* [PROBLEM REQUIREMENTS]: Each line of the data below that contains "plants" must be copied.

* [RECORDS TO USE]:
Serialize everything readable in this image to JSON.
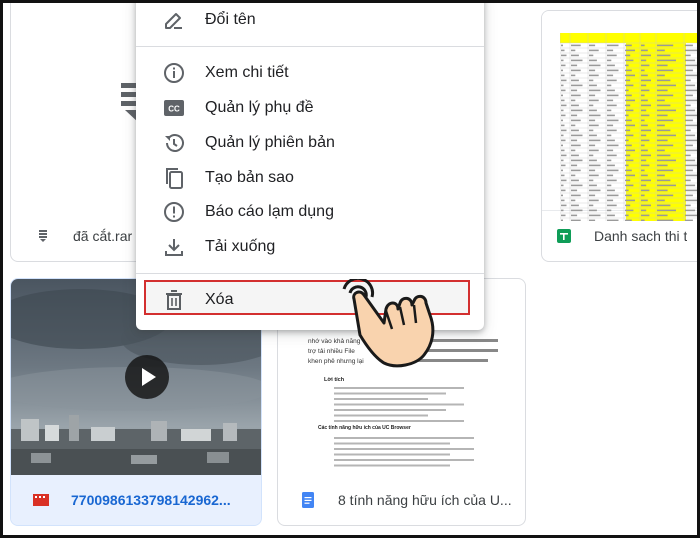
{
  "menu": {
    "items": [
      {
        "label": "Đổi tên",
        "icon": "pencil-icon"
      },
      {
        "label": "Xem chi tiết",
        "icon": "info-icon"
      },
      {
        "label": "Quản lý phụ đề",
        "icon": "closed-caption-icon"
      },
      {
        "label": "Quản lý phiên bản",
        "icon": "history-icon"
      },
      {
        "label": "Tạo bản sao",
        "icon": "copy-icon"
      },
      {
        "label": "Báo cáo lạm dụng",
        "icon": "report-icon"
      },
      {
        "label": "Tải xuống",
        "icon": "download-icon"
      },
      {
        "label": "Xóa",
        "icon": "trash-icon"
      }
    ]
  },
  "files": {
    "archive": {
      "name": "đã cắt.rar",
      "icon": "archive-file-icon"
    },
    "sheet": {
      "name": "Danh sach thi t",
      "icon": "google-sheets-icon",
      "icon_color": "#0f9d58"
    },
    "video": {
      "name": "770098613379814296​2...",
      "icon": "video-file-icon",
      "icon_color": "#d93025"
    },
    "doc": {
      "name": "8 tính năng hữu ích của U...",
      "icon": "google-docs-icon",
      "icon_color": "#4285f4"
    }
  },
  "doc_preview": {
    "lines": [
      "nhớ vào khả năng",
      "trợ tải nhiều File",
      "khen phê nhưng lại",
      "Lời tích",
      "Các tính năng hữu ích của UC Browser"
    ]
  },
  "colors": {
    "highlight_border": "#d32f2f",
    "sheet_highlight": "#ffff00",
    "selected_card_bg": "#e8f0fe",
    "link_blue": "#1967d2"
  }
}
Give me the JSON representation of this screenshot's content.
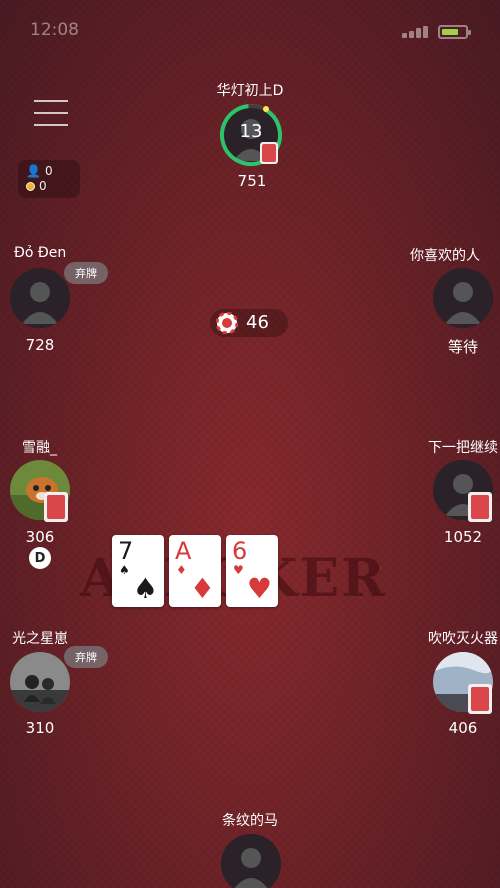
{
  "status_bar": {
    "time": "12:08"
  },
  "info_box": {
    "users_count": "0",
    "coins_count": "0"
  },
  "pot": {
    "amount": "46"
  },
  "watermark": "AEPOKER",
  "players": {
    "top": {
      "name": "华灯初上D",
      "timer": "13",
      "chips": "751"
    },
    "left_1": {
      "name": "Đỏ Đen",
      "chips": "728",
      "action": "弃牌"
    },
    "right_1": {
      "name": "你喜欢的人",
      "status": "等待"
    },
    "left_2": {
      "name": "雪融_",
      "chips": "306",
      "dealer": "D"
    },
    "right_2": {
      "name": "下一把继续",
      "chips": "1052"
    },
    "left_3": {
      "name": "光之星崽",
      "chips": "310",
      "action": "弃牌"
    },
    "right_3": {
      "name": "吹吹灭火器",
      "chips": "406"
    },
    "bottom": {
      "name": "条纹的马"
    }
  },
  "community_cards": [
    {
      "rank": "7",
      "suit": "♠",
      "color": "black"
    },
    {
      "rank": "A",
      "suit": "♦",
      "color": "red"
    },
    {
      "rank": "6",
      "suit": "♥",
      "color": "red"
    }
  ],
  "colors": {
    "timer_ring": "#2ec26a",
    "card_back": "#d9474b",
    "table": "#6e2328"
  }
}
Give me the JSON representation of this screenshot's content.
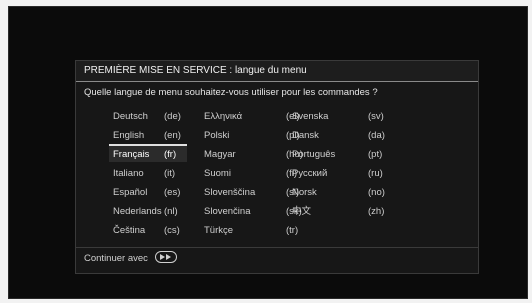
{
  "dialog": {
    "title": "PREMIÈRE MISE EN SERVICE : langue du menu",
    "question": "Quelle langue de menu souhaitez-vous utiliser pour les commandes ?",
    "footer_label": "Continuer avec",
    "footer_icon": "fast-forward-icon",
    "selected": "Français"
  },
  "languages": {
    "col1": [
      {
        "name": "Deutsch",
        "code": "(de)"
      },
      {
        "name": "English",
        "code": "(en)"
      },
      {
        "name": "Français",
        "code": "(fr)"
      },
      {
        "name": "Italiano",
        "code": "(it)"
      },
      {
        "name": "Español",
        "code": "(es)"
      },
      {
        "name": "Nederlands",
        "code": "(nl)"
      },
      {
        "name": "Čeština",
        "code": "(cs)"
      }
    ],
    "col2": [
      {
        "name": "Ελληνικά",
        "code": "(el)"
      },
      {
        "name": "Polski",
        "code": "(pl)"
      },
      {
        "name": "Magyar",
        "code": "(hu)"
      },
      {
        "name": "Suomi",
        "code": "(fi)"
      },
      {
        "name": "Slovenščina",
        "code": "(sl)"
      },
      {
        "name": "Slovenčina",
        "code": "(sk)"
      },
      {
        "name": "Türkçe",
        "code": "(tr)"
      }
    ],
    "col3": [
      {
        "name": "Svenska",
        "code": "(sv)"
      },
      {
        "name": "Dansk",
        "code": "(da)"
      },
      {
        "name": "Português",
        "code": "(pt)"
      },
      {
        "name": "Русский",
        "code": "(ru)"
      },
      {
        "name": "Norsk",
        "code": "(no)"
      },
      {
        "name": "中文",
        "code": "(zh)"
      }
    ]
  }
}
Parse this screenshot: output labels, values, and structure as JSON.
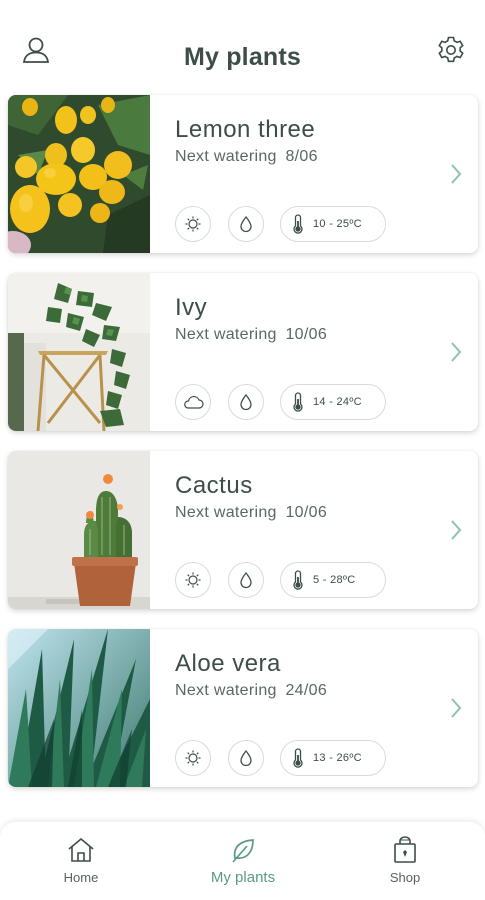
{
  "header": {
    "title": "My plants",
    "left_icon": "user-icon",
    "right_icon": "gear-icon"
  },
  "colors": {
    "accent": "#5a9c80",
    "text": "#3d4d48",
    "chip_border": "#d6dcd9"
  },
  "plants": [
    {
      "name": "Lemon three",
      "watering_label": "Next watering",
      "watering_date": "8/06",
      "light_icon": "sun-icon",
      "water_icon": "water-drop-icon",
      "temp_icon": "thermometer-icon",
      "temperature": "10 - 25ºC"
    },
    {
      "name": "Ivy",
      "watering_label": "Next watering",
      "watering_date": "10/06",
      "light_icon": "cloud-icon",
      "water_icon": "water-drop-icon",
      "temp_icon": "thermometer-icon",
      "temperature": "14 - 24ºC"
    },
    {
      "name": "Cactus",
      "watering_label": "Next watering",
      "watering_date": "10/06",
      "light_icon": "sun-icon",
      "water_icon": "water-drop-icon",
      "temp_icon": "thermometer-icon",
      "temperature": "5 - 28ºC"
    },
    {
      "name": "Aloe vera",
      "watering_label": "Next watering",
      "watering_date": "24/06",
      "light_icon": "sun-icon",
      "water_icon": "water-drop-icon",
      "temp_icon": "thermometer-icon",
      "temperature": "13 - 26ºC"
    }
  ],
  "nav": {
    "items": [
      {
        "label": "Home",
        "icon": "home-icon",
        "active": false
      },
      {
        "label": "My plants",
        "icon": "leaf-icon",
        "active": true
      },
      {
        "label": "Shop",
        "icon": "shopping-bag-icon",
        "active": false
      }
    ]
  }
}
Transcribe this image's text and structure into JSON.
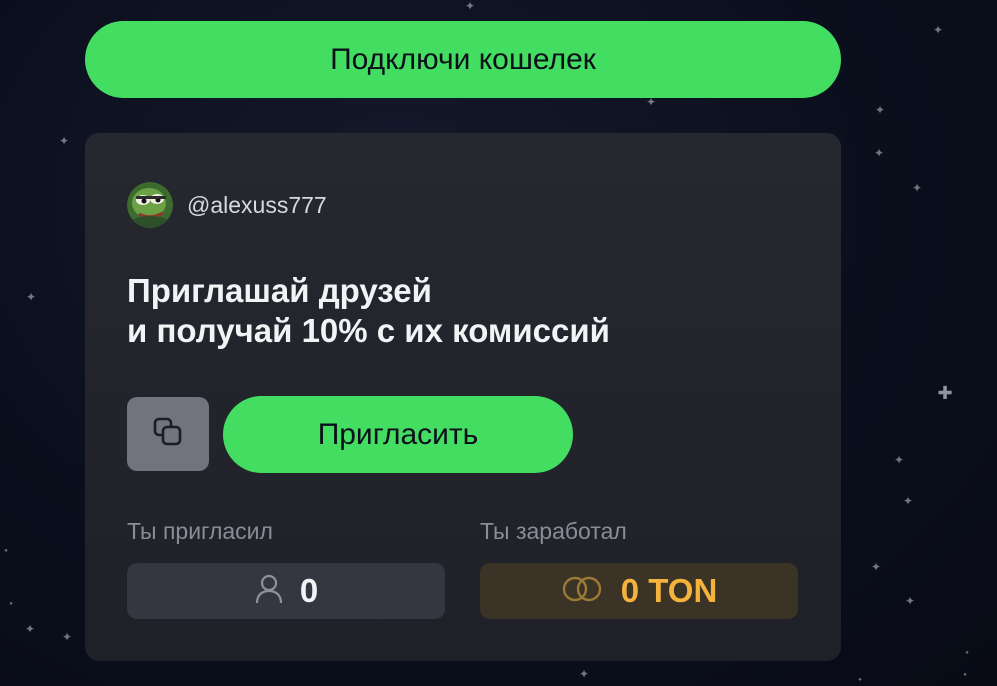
{
  "header": {
    "connect_wallet_label": "Подключи кошелек"
  },
  "card": {
    "username": "@alexuss777",
    "headline_line1": "Приглашай друзей",
    "headline_line2": "и получай 10% с их комиссий",
    "invite_label": "Пригласить",
    "invited_label": "Ты пригласил",
    "invited_count": "0",
    "earned_label": "Ты заработал",
    "earned_value": "0 TON"
  },
  "icons": {
    "avatar": "pepe-avatar",
    "copy": "copy-icon",
    "person": "person-icon",
    "coins": "coins-icon",
    "stars": "sparkle-star"
  },
  "colors": {
    "accent_green": "#43dd61",
    "ton_gold": "#f5b33c",
    "card_bg": "#262830",
    "page_bg": "#0b0f1d"
  }
}
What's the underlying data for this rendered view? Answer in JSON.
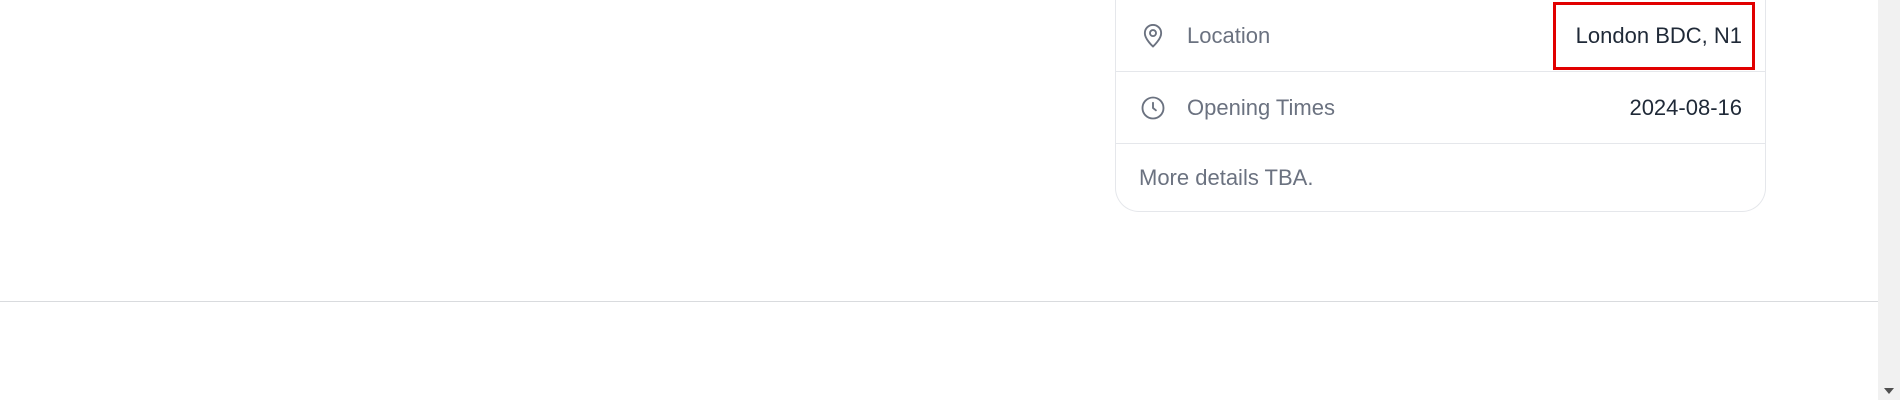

* [SOLUTION TO THIS TASK]:
    "title": "My plants",
  "plants": [
        "label": "My plants",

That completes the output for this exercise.